What to do
The data below must be repeated exactly. Leave nothing out.

Data provided
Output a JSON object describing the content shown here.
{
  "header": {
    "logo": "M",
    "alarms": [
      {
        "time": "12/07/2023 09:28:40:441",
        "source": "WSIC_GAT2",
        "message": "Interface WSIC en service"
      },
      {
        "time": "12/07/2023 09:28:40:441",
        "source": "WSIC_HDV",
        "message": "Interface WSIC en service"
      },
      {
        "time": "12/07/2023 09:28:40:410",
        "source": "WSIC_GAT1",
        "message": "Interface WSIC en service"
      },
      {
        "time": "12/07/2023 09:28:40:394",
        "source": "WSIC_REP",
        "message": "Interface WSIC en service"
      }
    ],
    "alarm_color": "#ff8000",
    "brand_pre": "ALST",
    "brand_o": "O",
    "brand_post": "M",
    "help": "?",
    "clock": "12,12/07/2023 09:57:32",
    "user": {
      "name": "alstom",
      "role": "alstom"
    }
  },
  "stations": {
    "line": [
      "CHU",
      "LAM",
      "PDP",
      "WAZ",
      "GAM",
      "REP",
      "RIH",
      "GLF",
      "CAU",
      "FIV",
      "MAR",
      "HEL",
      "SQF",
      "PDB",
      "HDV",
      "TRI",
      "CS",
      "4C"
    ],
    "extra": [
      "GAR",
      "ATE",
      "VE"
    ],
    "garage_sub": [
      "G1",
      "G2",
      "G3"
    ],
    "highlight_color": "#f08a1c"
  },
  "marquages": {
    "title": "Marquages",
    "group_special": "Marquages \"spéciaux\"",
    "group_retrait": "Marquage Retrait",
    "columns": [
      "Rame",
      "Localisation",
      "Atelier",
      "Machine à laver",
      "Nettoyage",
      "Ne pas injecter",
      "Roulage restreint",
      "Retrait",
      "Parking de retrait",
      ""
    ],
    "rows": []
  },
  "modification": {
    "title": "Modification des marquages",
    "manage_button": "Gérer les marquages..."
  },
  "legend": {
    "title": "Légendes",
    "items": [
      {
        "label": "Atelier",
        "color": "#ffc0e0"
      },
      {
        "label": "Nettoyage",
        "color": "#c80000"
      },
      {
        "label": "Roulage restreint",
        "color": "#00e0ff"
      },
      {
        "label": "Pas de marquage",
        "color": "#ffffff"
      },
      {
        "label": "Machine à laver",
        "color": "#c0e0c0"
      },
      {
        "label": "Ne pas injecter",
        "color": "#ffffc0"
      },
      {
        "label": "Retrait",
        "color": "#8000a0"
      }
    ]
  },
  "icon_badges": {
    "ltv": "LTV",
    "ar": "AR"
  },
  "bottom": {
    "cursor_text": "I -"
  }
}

Exercise answer
Output a JSON object describing the content shown here.
{
  "header": {
    "logo": "M",
    "alarms": [
      {
        "time": "12/07/2023 09:28:40:441",
        "source": "WSIC_GAT2",
        "message": "Interface WSIC en service"
      },
      {
        "time": "12/07/2023 09:28:40:441",
        "source": "WSIC_HDV",
        "message": "Interface WSIC en service"
      },
      {
        "time": "12/07/2023 09:28:40:410",
        "source": "WSIC_GAT1",
        "message": "Interface WSIC en service"
      },
      {
        "time": "12/07/2023 09:28:40:394",
        "source": "WSIC_REP",
        "message": "Interface WSIC en service"
      }
    ],
    "alarm_color": "#ff8000",
    "brand_pre": "ALST",
    "brand_o": "O",
    "brand_post": "M",
    "help": "?",
    "clock": "12,12/07/2023 09:57:32",
    "user": {
      "name": "alstom",
      "role": "alstom"
    }
  },
  "stations": {
    "line": [
      "CHU",
      "LAM",
      "PDP",
      "WAZ",
      "GAM",
      "REP",
      "RIH",
      "GLF",
      "CAU",
      "FIV",
      "MAR",
      "HEL",
      "SQF",
      "PDB",
      "HDV",
      "TRI",
      "CS",
      "4C"
    ],
    "extra": [
      "GAR",
      "ATE",
      "VE"
    ],
    "garage_sub": [
      "G1",
      "G2",
      "G3"
    ],
    "highlight_color": "#f08a1c"
  },
  "marquages": {
    "title": "Marquages",
    "group_special": "Marquages \"spéciaux\"",
    "group_retrait": "Marquage Retrait",
    "columns": [
      "Rame",
      "Localisation",
      "Atelier",
      "Machine à laver",
      "Nettoyage",
      "Ne pas injecter",
      "Roulage restreint",
      "Retrait",
      "Parking de retrait",
      ""
    ],
    "rows": []
  },
  "modification": {
    "title": "Modification des marquages",
    "manage_button": "Gérer les marquages..."
  },
  "legend": {
    "title": "Légendes",
    "items": [
      {
        "label": "Atelier",
        "color": "#ffc0e0"
      },
      {
        "label": "Nettoyage",
        "color": "#c80000"
      },
      {
        "label": "Roulage restreint",
        "color": "#00e0ff"
      },
      {
        "label": "Pas de marquage",
        "color": "#ffffff"
      },
      {
        "label": "Machine à laver",
        "color": "#c0e0c0"
      },
      {
        "label": "Ne pas injecter",
        "color": "#ffffc0"
      },
      {
        "label": "Retrait",
        "color": "#8000a0"
      }
    ]
  },
  "icon_badges": {
    "ltv": "LTV",
    "ar": "AR"
  },
  "bottom": {
    "cursor_text": "I -"
  }
}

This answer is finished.